And then the first snowfall happened, and it was sublime. It was like a cloud of soft white feathers. It seemed to be happening in slow motion. I was transfixed, like that dumb scene American Beauty where the kid films the plastic bag blowing in the wind, except instead of one anthropomorphized object, there was a swarm little dancers joyfully spinning all around me. I told myself to remember the experience.

This week, Cleveland had its first snowfall of the season. And it was like a thousand tiny little daggers stabbing my face again and again.

Coming soon on Letters from Cleveland: Greg reports on the special hell that is the "Wintry Mix." They have invented a whole new form of weather here, that I had never heard of! It's going to be a long winter.

06 November 2007


RTA station

So I'm back from a trip to Québec, where I spent most of the time explaining that Cleveland isn't really that bad and that my crippling depression really isn't that crippling. All in all, the trip was probably not worth the extraordinary expense.

But this blog is not about Québec or my not-that-crippling depression. It is about Cleveland! And my latest revelatory Cleveland moment was a my trip to the airport, my first encounter with the light-rail component of the dubious-award-winning Cleveland Rapid Transit.

The light rail stop that is walking distance from my house is at 120th and Euclid, which is essentially on the border between East Cleveland and Cleveland proper. East Cleveland has been systematically impoverished. (I have taken some snapshots which perhaps problematically aestheticize the picturesque urban decay and deprivation of East Cleveland.

The train came relatively promptly, and was relatively full. And I was the only white person on the entire train. More than that, I was the only non-African American.
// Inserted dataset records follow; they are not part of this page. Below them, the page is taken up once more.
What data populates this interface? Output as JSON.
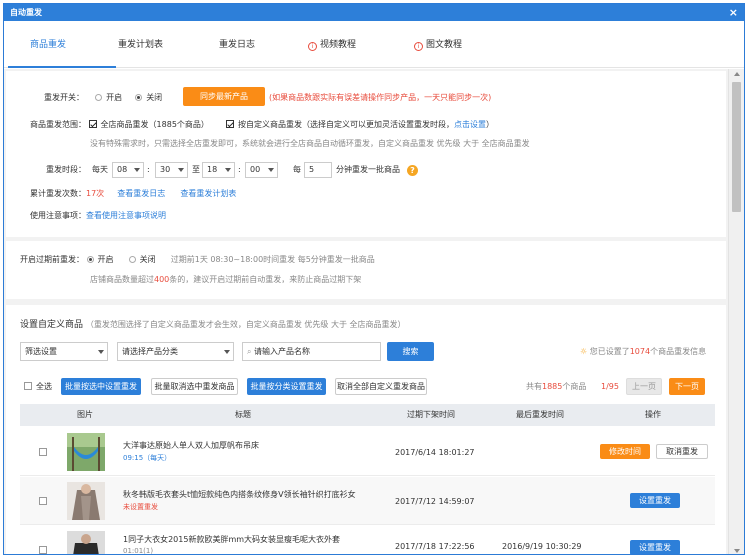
{
  "window": {
    "title": "自动重发"
  },
  "tabs": [
    {
      "label": "商品重发"
    },
    {
      "label": "重发计划表"
    },
    {
      "label": "重发日志"
    },
    {
      "label": "视频教程"
    },
    {
      "label": "图文教程"
    }
  ],
  "settings": {
    "switch_label": "重发开关：",
    "on": "开启",
    "off": "关闭",
    "sync_button": "同步最新产品",
    "sync_note": "(如果商品数跟实际有误差请操作同步产品，一天只能同步一次)",
    "scope_label": "商品重发范围：",
    "scope_all": "全店商品重发（1885个商品）",
    "scope_custom": "按自定义商品重发（选择自定义可以更加灵活设置重发时段，",
    "scope_link": "点击设置",
    "scope_close": "）",
    "scope_hint": "没有特殊需求时，只需选择全店重发即可，系统就会进行全店商品自动循环重发，自定义商品重发 优先级 大于 全店商品重发",
    "period_label": "重发时段：",
    "everyday": "每天",
    "start_hour": "08",
    "start_min": "30",
    "to": "至",
    "end_hour": "18",
    "end_min": "00",
    "every": "每",
    "interval": "5",
    "interval_suffix": "分钟重发一批商品",
    "count_label": "累计重发次数：",
    "count_value": "17次",
    "log_link": "查看重发日志",
    "plan_link": "查看重发计划表",
    "notice_label": "使用注意事项：",
    "notice_link": "查看使用注意事项说明"
  },
  "expire": {
    "label": "开启过期前重发：",
    "on": "开启",
    "off": "关闭",
    "desc": "过期前1天 08:30~18:00时间重发 每5分钟重发一批商品",
    "hint_pre": "店铺商品数量超过",
    "hint_num": "400",
    "hint_post": "条的，建议开启过期前自动重发，来防止商品过期下架"
  },
  "custom": {
    "title": "设置自定义商品",
    "title_note": "（重发范围选择了自定义商品重发才会生效，自定义商品重发 优先级 大于 全店商品重发）",
    "filter_placeholder": "筛选设置",
    "category_placeholder": "请选择产品分类",
    "name_placeholder": "请输入产品名称",
    "search_button": "搜索",
    "info_pre": "您已设置了",
    "info_num": "1074",
    "info_post": "个商品重发信息",
    "select_all": "全选",
    "btn_batch_set": "批量按选中设置重发",
    "btn_batch_cancel": "批量取消选中重发商品",
    "btn_category": "批量按分类设置重发",
    "btn_cancel_all": "取消全部自定义重发商品",
    "total_pre": "共有",
    "total_num": "1885",
    "total_post": "个商品",
    "page": "1/95",
    "prev": "上一页",
    "next": "下一页"
  },
  "table": {
    "headers": [
      "图片",
      "标题",
      "过期下架时间",
      "最后重发时间",
      "操作"
    ],
    "rows": [
      {
        "title": "大洋事达原始人单人双人加厚帆布吊床",
        "sub": "09:15（每天）",
        "expire": "2017/6/14 18:01:27",
        "last": "",
        "btn1": "修改时间",
        "btn2": "取消重发"
      },
      {
        "title": "秋冬韩版毛衣套头t恤短款纯色内搭条纹修身V领长袖针织打底衫女",
        "sub": "未设置重发",
        "expire": "2017/7/12 14:59:07",
        "last": "",
        "btn1": "设置重发"
      },
      {
        "title": "1同子大衣女2015新款欧美胖mm大码女装显瘦毛呢大衣外套",
        "sub": "01:01(1)",
        "expire": "2017/7/18 17:22:56",
        "last": "2016/9/19 10:30:29",
        "btn1": "设置重发"
      }
    ]
  },
  "colors": {
    "accent": "#2d7fd9",
    "orange": "#fa8c16",
    "red": "#e84c3d"
  }
}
Thinking back, I guess there were many times when I got on the (now defunct) #40 bus line from Oakland to Berkeley when I was the only white person, but then there were invariably Latino and Asian Oaklanders on the bus. I can't immediately call to mind occasions, before coming to Cleveland, that I found myself in entirely black spaces like this, although I'm sure there have been some (that fish and chips shop on Oakland's Grand Ave, maybe? Particular, rare moments at the Chicken and Waffle House?)

I have no particular insight about this fact, or how it felt—particularly because as soon as the train got past the University Circle station I was no longer the only non-black passenger, and by the time we reached Tower City the train was fully integrated. I only make the observation, especially since, like so many experiences so far in Ohio, it is a new to me, but only subtly so.

In related news, today is election day, and I'm not voting, since I never got around to registering. There is, apparently, a measure to fund the Cleveland Heights public schools better. (I heard about it on the radio; I'm too lazy to dig up a link to a news story.) It is predicted to fail, since all the white families send their children to private school, and won't vote to allow their taxes to pay for the consequently-mostly-black public schools. Ain't democracy grand!?

ETA! (Wednesday 7/11): The Cleveland Heights school tax levy passed, 5822 to 4723! Hooray for democracy! Or for noblesse oblige or whatever!